Sunday, January 20, 2013

Damn those Weaver Ants!

“Don’t throw the leftover food there,” I told Mr. Hubby when I saw the remains of fish curry under the lemon tree. Then he started dumping leftovers under the banana trees. This time I let it pass. However, when he succeeded in letting a soft-boiled egg roll off the table and he threw it beside my new vegetable bed, I couldn’t hold my tongue. Read on before you chastise me!
A weaver ant

Cooked food discarded in my backyard always attracts a colony of weaver ants. You don’t want to be bitten by even one or two of these fierce, meat-eating insects. When you unknowingly stand in a pool of ants that race up your legs due to someone’s apathy—as was the case that morning-- you’ll be forgiven for blowing your top.
Feasting on a grasshopper

 I didn’t blow my top but I showed Mr. Hubby the assembled ants so he could see the connection between food and weaver ants.
 “See what you have done?” I said as I showed him the ants, then having an eating frenzy thanks to his egg, and the swelling bite marks on my poor, fat legs. I could only hope he saw the horde of ants because he didn’t even glance at my old legs.

A weaver ant crawls up your leg so lightly that you only realise it’s there when it bites. When you’ve accidentally stepped on a whole colony, they’d be already clinging onto your toes, ankles and insteps before you realize what is happening. They sink sharp mouth pieces into your skin, anchoring themselves there making it difficult to brush them away.
Weaver ants make nests by rolling up leaves.

 Observing the weaver ants in the backyard, I discovered that they build nests on big-leafed shrubs and trees. They choose a few leaves growing near to each other on a branch and roll these into a rough ball-shaped nest where they live and multiply until they abandon this nest for a newer one. They normally move by travelling on the chain-link fence to look for food which I think is nectar but they are also attracted to food from our table and insects such as grasshoppers and moths.
See the fly?

Another victim looks like a bee.

I try to discourage the ants from overtaking the back porch by not putting any edibles there but sometimes Whiskers, the cat, doesn’t cooperate. She leaves half-eaten food in her bowl for the ants. I’ve scattered ant poison along their paths on the fence but that didn’t get rid of them. I’ve sprayed vinegar on the floor near the cat food but they’d come back after a short absence.
The ants come for the cat's food too.

 If only they just stick to that fence and not trespass into my territory. I don’t want to give up gardening but neither do I want to be gnawed by the weaver ants.


  1. I don't know why, but I'm more interested into checking out your photos. They are soooo good! I have an interest in photography too, but you know lah me, pandai timbul tenggelam itu minat.

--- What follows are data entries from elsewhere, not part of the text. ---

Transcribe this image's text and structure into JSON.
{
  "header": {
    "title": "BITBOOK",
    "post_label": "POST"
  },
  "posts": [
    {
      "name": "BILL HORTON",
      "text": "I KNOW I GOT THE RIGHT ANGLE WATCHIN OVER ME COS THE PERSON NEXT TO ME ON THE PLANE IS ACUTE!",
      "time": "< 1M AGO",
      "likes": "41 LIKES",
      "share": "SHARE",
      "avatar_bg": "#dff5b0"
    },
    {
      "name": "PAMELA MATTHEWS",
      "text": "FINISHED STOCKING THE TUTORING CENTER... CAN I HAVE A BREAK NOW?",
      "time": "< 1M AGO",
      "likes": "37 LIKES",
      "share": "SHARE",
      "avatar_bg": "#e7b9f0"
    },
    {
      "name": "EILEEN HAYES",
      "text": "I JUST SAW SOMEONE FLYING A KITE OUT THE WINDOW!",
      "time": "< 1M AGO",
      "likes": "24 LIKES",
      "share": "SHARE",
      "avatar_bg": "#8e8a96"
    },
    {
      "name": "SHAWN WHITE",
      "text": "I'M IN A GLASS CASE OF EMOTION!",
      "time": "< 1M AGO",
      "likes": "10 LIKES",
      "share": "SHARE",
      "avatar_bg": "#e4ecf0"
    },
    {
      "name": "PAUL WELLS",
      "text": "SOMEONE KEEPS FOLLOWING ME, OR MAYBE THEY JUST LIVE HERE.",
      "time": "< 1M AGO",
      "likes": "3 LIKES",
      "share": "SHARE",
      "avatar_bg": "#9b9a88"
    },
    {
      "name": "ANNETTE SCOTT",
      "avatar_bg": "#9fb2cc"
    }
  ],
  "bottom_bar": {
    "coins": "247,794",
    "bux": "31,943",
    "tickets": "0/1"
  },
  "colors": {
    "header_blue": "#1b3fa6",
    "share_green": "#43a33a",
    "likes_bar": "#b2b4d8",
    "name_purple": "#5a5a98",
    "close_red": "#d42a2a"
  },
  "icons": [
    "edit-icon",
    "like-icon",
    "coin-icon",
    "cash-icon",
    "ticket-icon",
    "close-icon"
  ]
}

    BTW, my dad used a simple trick to make ants go away. He scatter baby powder where the ants go the most. I went and observed what it did to them, and I felt soooo sorry to them that I begged my dad to leave them alone. Itu kaki durang kan Tina, tertanggal bah lepas pijak-pijak itu powder. Nangis sia tengok. I don't know why I even mentioned this to you, coz I don't think you'd like to torture them ants, do you? He he

  2. Hi Gunaqz! I'm flattered that you like my photos! I guess I've to watch out from now on so I won't disappoint you and (dare I say?) other readers who like my pictures!

    Thanks for the trick. I'll only use it when there is no other jalan. Maybe I can sprinkle the powder to prevent the ants from coming to the porch or invading the garden patch.